The crow, however, if he wasn’t swayed by a robin mob, was far less interested in a primate who couldn’t even fly. He took two contemptuous hops and was airborne, fledgling dangling bonelessly limp from his beak, and was gone. The robins followed, still yelling, in a tight and useless formation, and the whole lot vanished down the street and out of my vision.
Well. Better into a crow than into a stray cat. And I realize, of course, that it is not the loss of a robin that particularly bothers me–millions of young robins die yearly, and they continue to breed like arial rabbits. I could even have watched the crow eat with relative aplomb. The baby robin had all the allure of a mud pie with pointy bits.
No, it was the furious, futile assault of the other robins that was painful to watch. The crow was just a predator, and I’m just a fool with a birdfeeder, the fledgling was probably dead the minute the crow gave it a quick shake, but those poor gallant robins throwing so valiantly and uselessly at the foe was agonizing. It’s not the death that hurts to see, it’s all that wasted courage by the adults.

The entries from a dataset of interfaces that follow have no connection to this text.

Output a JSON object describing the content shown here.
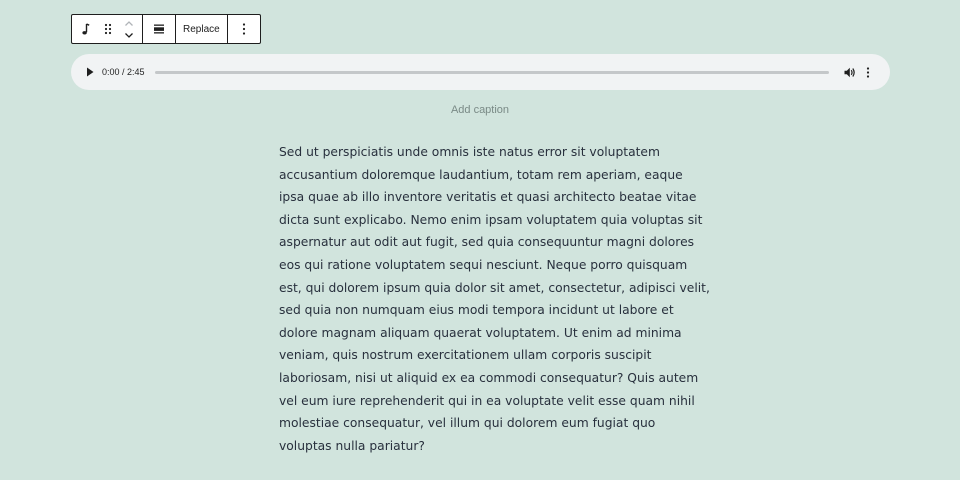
{
  "toolbar": {
    "block_type_icon": "music-note-icon",
    "drag_icon": "drag-handle-icon",
    "move_up_icon": "chevron-up-icon",
    "move_down_icon": "chevron-down-icon",
    "align_icon": "align-icon",
    "replace_label": "Replace",
    "more_icon": "more-vertical-icon"
  },
  "player": {
    "play_icon": "play-icon",
    "time": "0:00 / 2:45",
    "current": "0:00",
    "duration": "2:45",
    "progress": 0,
    "volume_icon": "volume-icon",
    "more_icon": "more-vertical-icon"
  },
  "caption": {
    "placeholder": "Add caption"
  },
  "paragraph": {
    "lines": [
      "Sed ut perspiciatis unde omnis iste natus error sit voluptatem",
      "accusantium doloremque laudantium, totam rem aperiam, eaque",
      "ipsa quae ab illo inventore veritatis et quasi architecto beatae vitae",
      "dicta sunt explicabo. Nemo enim ipsam voluptatem quia voluptas sit",
      "aspernatur aut odit aut fugit, sed quia consequuntur magni dolores",
      "eos qui ratione voluptatem sequi nesciunt. Neque porro quisquam",
      "est, qui dolorem ipsum quia dolor sit amet, consectetur, adipisci velit,",
      "sed quia non numquam eius modi tempora incidunt ut labore et",
      "dolore magnam aliquam quaerat voluptatem. Ut enim ad minima",
      "veniam, quis nostrum exercitationem ullam corporis suscipit",
      "laboriosam, nisi ut aliquid ex ea commodi consequatur? Quis autem",
      "vel eum iure reprehenderit qui in ea voluptate velit esse quam nihil",
      "molestiae consequatur, vel illum qui dolorem eum fugiat quo",
      "voluptas nulla pariatur?"
    ]
  },
  "colors": {
    "background": "#d1e4dd",
    "text": "#28303d",
    "player_bg": "#f1f3f4"
  }
}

Their brains are tiny, and they’re wild animals, who have largely had moping selected out of them, so I doubt the robins will experience much mental anguish once the actual assault has ended. They’ll forget about it and raise another brood next year–maybe even this year, if it’s not too late in the season to start again. Hopefully they’ll pick a better nest site. And young crows somewhere will get a good meal, so they can be pleasant, clownish, tool-using birds in years to come. And the primate will have learned yet again not to get emotionally involved in nature, and will probably fail spectacularly to learn from this lesson, yet again.